To do
The listing below contains a span that opens with the line containing "Enumerate this screenshot's" and closes with the line containing "What data populates". Return that span exactly.

Data for this task
- - -

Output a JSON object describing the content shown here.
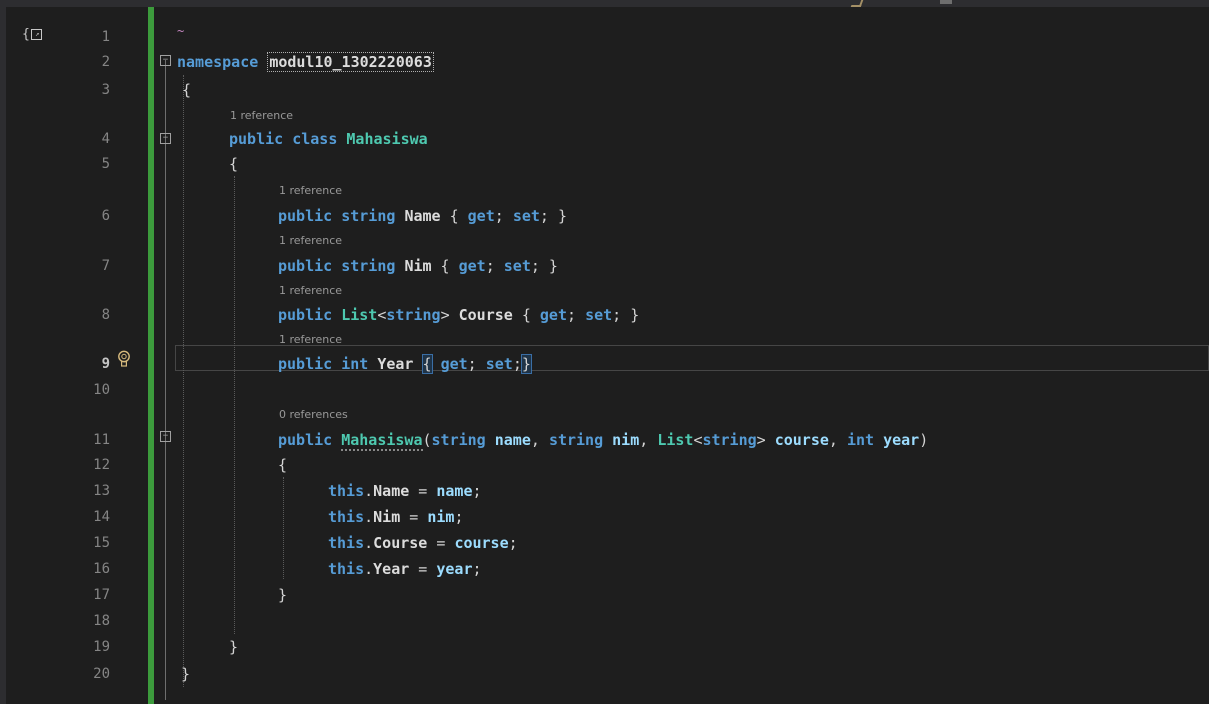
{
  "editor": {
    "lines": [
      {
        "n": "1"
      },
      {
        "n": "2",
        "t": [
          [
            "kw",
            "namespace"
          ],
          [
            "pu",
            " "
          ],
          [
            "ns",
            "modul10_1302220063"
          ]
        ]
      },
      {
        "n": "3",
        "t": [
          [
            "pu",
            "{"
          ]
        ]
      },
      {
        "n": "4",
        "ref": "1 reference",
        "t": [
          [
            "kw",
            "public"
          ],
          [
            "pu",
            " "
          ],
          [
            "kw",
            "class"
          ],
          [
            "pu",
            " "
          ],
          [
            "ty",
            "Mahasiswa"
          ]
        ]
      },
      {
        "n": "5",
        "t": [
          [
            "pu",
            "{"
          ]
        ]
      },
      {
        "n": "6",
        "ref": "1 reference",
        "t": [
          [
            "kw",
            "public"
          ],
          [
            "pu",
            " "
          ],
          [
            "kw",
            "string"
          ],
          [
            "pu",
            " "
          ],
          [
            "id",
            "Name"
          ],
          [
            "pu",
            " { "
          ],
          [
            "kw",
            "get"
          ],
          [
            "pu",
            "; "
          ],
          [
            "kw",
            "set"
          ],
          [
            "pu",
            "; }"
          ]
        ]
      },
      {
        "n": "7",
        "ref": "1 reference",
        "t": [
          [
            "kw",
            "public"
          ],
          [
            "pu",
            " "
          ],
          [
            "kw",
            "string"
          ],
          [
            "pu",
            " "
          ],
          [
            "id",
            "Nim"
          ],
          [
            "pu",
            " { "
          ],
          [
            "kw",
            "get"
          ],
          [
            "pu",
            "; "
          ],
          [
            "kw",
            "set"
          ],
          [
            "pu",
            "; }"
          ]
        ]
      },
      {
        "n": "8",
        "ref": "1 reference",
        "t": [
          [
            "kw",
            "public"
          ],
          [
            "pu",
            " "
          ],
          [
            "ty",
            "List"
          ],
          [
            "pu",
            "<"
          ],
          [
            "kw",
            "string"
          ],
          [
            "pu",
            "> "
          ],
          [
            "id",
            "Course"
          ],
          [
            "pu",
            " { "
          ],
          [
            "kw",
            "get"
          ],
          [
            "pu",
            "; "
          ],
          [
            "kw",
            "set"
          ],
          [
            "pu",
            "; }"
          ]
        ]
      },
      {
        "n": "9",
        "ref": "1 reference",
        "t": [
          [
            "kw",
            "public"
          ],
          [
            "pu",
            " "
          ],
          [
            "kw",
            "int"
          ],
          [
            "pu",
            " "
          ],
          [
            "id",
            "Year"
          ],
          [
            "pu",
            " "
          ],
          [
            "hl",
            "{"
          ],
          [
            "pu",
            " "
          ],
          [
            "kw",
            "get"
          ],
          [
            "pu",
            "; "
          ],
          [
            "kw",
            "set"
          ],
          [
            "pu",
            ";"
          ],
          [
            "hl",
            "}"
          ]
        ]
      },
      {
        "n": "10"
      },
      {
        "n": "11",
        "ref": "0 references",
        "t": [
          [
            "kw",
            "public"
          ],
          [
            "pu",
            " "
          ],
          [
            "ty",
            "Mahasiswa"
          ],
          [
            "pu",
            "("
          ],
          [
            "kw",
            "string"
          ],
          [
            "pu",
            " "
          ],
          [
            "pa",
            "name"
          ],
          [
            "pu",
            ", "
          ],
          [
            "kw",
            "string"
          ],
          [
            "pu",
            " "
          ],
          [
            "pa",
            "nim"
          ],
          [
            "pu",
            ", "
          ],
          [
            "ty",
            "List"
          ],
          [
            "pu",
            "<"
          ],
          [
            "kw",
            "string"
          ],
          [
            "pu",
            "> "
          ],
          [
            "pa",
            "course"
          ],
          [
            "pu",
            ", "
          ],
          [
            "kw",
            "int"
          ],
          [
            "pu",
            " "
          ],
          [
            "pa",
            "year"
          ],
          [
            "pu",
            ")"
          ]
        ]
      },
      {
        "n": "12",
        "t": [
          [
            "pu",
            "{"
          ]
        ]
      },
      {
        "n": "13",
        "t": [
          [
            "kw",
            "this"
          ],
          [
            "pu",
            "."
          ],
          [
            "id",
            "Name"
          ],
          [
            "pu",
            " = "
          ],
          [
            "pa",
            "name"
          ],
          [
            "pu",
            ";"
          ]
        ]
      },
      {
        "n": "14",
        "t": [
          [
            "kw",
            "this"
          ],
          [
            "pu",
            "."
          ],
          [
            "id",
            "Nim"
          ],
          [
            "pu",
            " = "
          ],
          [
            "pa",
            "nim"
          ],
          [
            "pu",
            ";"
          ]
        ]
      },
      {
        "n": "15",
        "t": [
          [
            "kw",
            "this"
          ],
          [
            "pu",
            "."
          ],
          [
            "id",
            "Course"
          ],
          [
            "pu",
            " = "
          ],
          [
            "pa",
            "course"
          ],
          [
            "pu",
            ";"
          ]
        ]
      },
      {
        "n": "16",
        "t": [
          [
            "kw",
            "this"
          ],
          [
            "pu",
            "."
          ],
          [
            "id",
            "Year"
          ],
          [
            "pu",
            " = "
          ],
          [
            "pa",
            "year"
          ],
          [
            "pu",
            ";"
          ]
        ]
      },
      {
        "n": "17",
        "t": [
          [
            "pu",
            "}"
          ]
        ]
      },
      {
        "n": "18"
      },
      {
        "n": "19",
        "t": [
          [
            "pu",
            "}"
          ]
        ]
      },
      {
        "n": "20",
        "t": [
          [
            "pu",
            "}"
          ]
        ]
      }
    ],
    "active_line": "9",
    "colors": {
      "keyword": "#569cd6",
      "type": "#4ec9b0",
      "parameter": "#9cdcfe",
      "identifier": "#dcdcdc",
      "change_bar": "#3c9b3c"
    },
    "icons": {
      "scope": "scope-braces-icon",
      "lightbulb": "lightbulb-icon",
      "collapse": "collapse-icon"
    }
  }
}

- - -

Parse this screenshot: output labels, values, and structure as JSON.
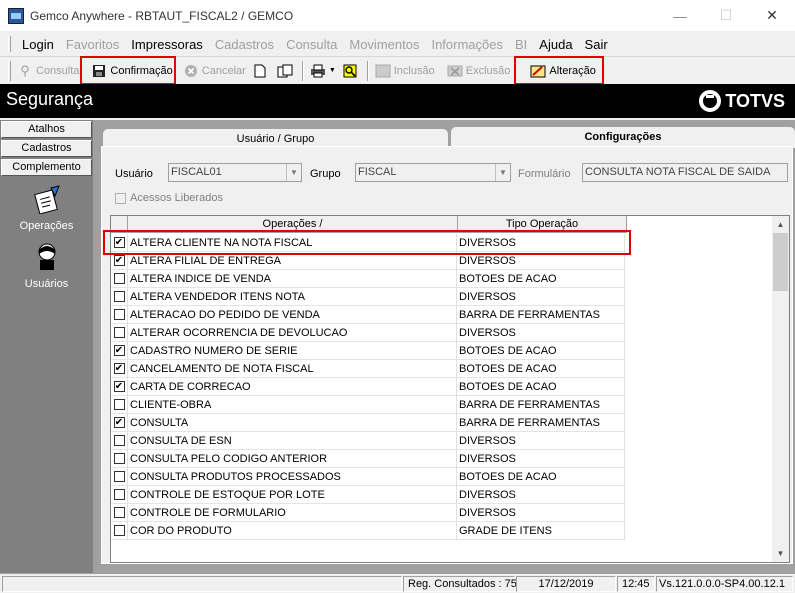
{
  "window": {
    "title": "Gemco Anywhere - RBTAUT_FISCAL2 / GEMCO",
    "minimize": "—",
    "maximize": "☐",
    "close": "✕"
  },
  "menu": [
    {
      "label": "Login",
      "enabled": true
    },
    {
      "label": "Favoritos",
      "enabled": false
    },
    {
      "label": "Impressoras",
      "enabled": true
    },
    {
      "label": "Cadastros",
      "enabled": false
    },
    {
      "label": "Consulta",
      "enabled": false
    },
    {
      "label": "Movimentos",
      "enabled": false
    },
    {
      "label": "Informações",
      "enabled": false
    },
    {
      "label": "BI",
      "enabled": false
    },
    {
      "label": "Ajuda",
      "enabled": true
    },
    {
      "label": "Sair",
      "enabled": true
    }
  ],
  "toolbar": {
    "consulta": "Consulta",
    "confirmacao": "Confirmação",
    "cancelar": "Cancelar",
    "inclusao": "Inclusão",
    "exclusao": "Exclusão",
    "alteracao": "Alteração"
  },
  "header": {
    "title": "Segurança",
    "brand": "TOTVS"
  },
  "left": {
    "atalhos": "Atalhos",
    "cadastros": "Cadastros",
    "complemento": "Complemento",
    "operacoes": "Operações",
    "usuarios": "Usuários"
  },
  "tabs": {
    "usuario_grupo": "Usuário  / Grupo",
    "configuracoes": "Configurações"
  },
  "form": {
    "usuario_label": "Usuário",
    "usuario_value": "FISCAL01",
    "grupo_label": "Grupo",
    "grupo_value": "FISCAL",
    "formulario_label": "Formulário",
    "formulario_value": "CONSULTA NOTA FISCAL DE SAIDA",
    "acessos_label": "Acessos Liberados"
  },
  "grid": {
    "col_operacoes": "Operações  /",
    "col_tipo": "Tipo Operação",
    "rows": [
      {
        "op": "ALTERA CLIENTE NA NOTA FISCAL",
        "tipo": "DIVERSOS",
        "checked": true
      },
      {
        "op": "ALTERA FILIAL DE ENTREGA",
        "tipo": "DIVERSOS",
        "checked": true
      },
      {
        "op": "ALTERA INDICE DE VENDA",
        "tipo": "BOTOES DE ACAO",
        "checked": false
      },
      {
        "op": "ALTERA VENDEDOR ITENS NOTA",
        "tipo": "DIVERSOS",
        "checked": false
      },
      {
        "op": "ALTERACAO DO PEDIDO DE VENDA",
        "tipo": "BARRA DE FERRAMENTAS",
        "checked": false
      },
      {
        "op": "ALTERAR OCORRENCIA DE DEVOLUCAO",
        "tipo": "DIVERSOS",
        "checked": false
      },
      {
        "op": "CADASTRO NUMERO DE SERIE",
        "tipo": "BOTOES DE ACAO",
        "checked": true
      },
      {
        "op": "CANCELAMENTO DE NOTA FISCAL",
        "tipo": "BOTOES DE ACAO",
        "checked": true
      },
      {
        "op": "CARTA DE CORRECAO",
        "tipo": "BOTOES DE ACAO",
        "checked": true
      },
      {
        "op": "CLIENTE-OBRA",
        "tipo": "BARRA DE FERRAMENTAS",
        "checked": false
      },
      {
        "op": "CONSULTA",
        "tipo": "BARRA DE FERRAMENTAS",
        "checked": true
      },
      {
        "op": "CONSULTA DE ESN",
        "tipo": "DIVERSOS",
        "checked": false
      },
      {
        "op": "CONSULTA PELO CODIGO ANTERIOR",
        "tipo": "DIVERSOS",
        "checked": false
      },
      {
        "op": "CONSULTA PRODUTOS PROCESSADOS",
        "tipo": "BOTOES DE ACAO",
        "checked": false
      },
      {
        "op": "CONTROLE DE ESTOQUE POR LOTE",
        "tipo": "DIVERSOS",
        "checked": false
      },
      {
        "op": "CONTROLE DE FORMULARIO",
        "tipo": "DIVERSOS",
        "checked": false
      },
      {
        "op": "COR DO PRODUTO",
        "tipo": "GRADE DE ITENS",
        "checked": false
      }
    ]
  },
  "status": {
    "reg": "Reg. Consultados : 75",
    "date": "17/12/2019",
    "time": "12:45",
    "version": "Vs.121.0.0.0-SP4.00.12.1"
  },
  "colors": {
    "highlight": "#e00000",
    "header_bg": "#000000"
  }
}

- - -

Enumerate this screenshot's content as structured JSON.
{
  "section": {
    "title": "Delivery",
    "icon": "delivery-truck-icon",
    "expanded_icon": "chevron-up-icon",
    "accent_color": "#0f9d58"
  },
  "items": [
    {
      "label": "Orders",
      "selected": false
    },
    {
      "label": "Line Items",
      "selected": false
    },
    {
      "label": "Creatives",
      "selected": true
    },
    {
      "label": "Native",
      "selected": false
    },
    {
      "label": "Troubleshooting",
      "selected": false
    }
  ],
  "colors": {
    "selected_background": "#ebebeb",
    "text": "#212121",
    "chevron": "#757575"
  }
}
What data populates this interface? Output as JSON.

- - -

Written solution
Enumerate this screenshot's content as structured JSON.
{
  "section": {
    "title": "Delivery",
    "icon": "delivery-truck-icon",
    "expanded_icon": "chevron-up-icon",
    "accent_color": "#0f9d58"
  },
  "items": [
    {
      "label": "Orders",
      "selected": false
    },
    {
      "label": "Line Items",
      "selected": false
    },
    {
      "label": "Creatives",
      "selected": true
    },
    {
      "label": "Native",
      "selected": false
    },
    {
      "label": "Troubleshooting",
      "selected": false
    }
  ],
  "colors": {
    "selected_background": "#ebebeb",
    "text": "#212121",
    "chevron": "#757575"
  }
}
What data populates this interface? Output as JSON.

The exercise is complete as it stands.